The Anishinaabe Nation is seeking judicial review related to five Ontario hydro generation plants in northwestern Ontario, saying the province failed to consult with it about the impact proposed changes to the plants and their output would have on their way of life.
At a press conference in Toronto yesterday, three chiefs from the Anishinaabe Nation, Treaty 3, explained their concerns with the government’s failure to consult with them over the potential for adverse impact on their aboriginal and treaty harvesting rights in their traditional territories.
“It’s our client’s position that it’s extremely concerned that not only did the Ontario government fail to consult with the Anishinaabe Nation as represented by the Grand Council of Treaty 3, but the Crown went ahead and engaged in the conduct without even providing our client notice that it was contemplating engaging in such conduct,” says Scott Smith, associate with Gowlings Lafleur Henderson LLP in Toronto.
An application for judicial review was filed Sept. 1 with the Divisional Court of the Ontario Superior Court on behalf of all members of the Anishinaabe Nation in Treaty 3 against the Ontario minister of Energy and the Ontario Power Authority.
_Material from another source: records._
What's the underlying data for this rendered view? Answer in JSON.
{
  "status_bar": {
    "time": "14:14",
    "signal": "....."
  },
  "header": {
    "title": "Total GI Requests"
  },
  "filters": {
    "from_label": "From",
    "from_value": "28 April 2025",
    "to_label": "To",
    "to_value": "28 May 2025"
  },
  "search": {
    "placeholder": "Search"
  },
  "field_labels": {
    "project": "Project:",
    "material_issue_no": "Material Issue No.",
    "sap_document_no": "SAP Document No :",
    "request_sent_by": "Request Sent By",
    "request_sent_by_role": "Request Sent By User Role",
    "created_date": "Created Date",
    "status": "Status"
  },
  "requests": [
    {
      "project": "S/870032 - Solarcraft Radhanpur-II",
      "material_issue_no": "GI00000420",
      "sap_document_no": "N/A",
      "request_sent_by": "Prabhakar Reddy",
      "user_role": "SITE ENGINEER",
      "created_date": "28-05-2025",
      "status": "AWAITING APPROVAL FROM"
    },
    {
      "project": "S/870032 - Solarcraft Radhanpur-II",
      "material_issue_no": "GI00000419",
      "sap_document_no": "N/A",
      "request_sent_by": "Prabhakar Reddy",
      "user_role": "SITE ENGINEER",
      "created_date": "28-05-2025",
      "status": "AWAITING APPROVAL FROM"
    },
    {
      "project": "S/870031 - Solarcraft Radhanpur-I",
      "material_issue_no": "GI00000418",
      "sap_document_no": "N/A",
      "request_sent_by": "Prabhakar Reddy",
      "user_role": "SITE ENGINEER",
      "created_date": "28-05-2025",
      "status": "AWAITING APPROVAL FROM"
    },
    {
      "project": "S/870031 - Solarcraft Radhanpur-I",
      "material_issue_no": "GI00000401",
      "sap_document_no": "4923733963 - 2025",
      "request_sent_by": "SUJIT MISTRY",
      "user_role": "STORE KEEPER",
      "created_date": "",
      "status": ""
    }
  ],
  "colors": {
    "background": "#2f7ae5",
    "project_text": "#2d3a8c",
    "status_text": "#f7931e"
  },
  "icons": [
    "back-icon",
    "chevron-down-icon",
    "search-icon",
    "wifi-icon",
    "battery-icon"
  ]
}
The judicial review is being initiated by Grand Council Treaty 3, Ogichidaakwe (Grand Chief) Diane Kelly of the Onigaming First Nation, Chief Lorraine Cobiness of the Ochiichagwe’babigo’ining First Nation, Chief Janice Henderson of the Mitaanjigamiing First Nation, Chief Kimberley Sandy-Kasprick of the Northwest Angle #33 First Nation, and Chief Earl Klyne of the Seine River First Nation.
In May 2009, former Ontario energy Minister George Smitherman issued a directive to the Ontario Power Authority directing it to develop the Hydroelectric Contract Initiative. The purpose was to develop a series of contracts that would provide for higher prices than what existing hydroelectric facilities were receiving on the market or spot price.
The OPA awarded a HCI contract to ACH Limited Partnership for the Calm Lake, Sturgeon Falls, Fort Frances, Kenora, and Norman generating stations, and consented to a change in control of ACH under its HCI Contract. ACH is owned by Calgary-based BluEarth Renewables Inc.
“Under the contract not only do they agree to pay a higher market price for a 20-year period but pay double the regular contract price if the owner-operator of the facility makes upgrades,” says Smith.
Smith says that the five generating stations have been operating in Treaty 3 for 80 to 90 years and on numerous occasions the grand council and first nations have made the impact of the stations to their lands known to the Crown.
“Changing how water is managed behind the dam could cause new impacts downstream and upstream of the dams,” says Smith. “There is a specific claims process where the government of Ontario is at the negotiating table with Treaty 3 nations to deal with the flooding impact these generating stations has caused to their individual reserves within the larger Treaty 3 territory.”
Ultimately, Smith says the Anishinaabe Nation is seeking a negotiating table with the Ontario Crown. “Their goal is to encourage and force the Ontario Crown to engage in a consultation process in good faith in order to determine the potential for the Crown conduct to cause adverse impact to their treaty rights and to determine what form of accommodation is requited to mitigate adverse impacts,” he says.
“The Supreme Court has been pretty clear that category of conduct triggers a new duty to consult and accommodate aboriginal peoples in Canada.”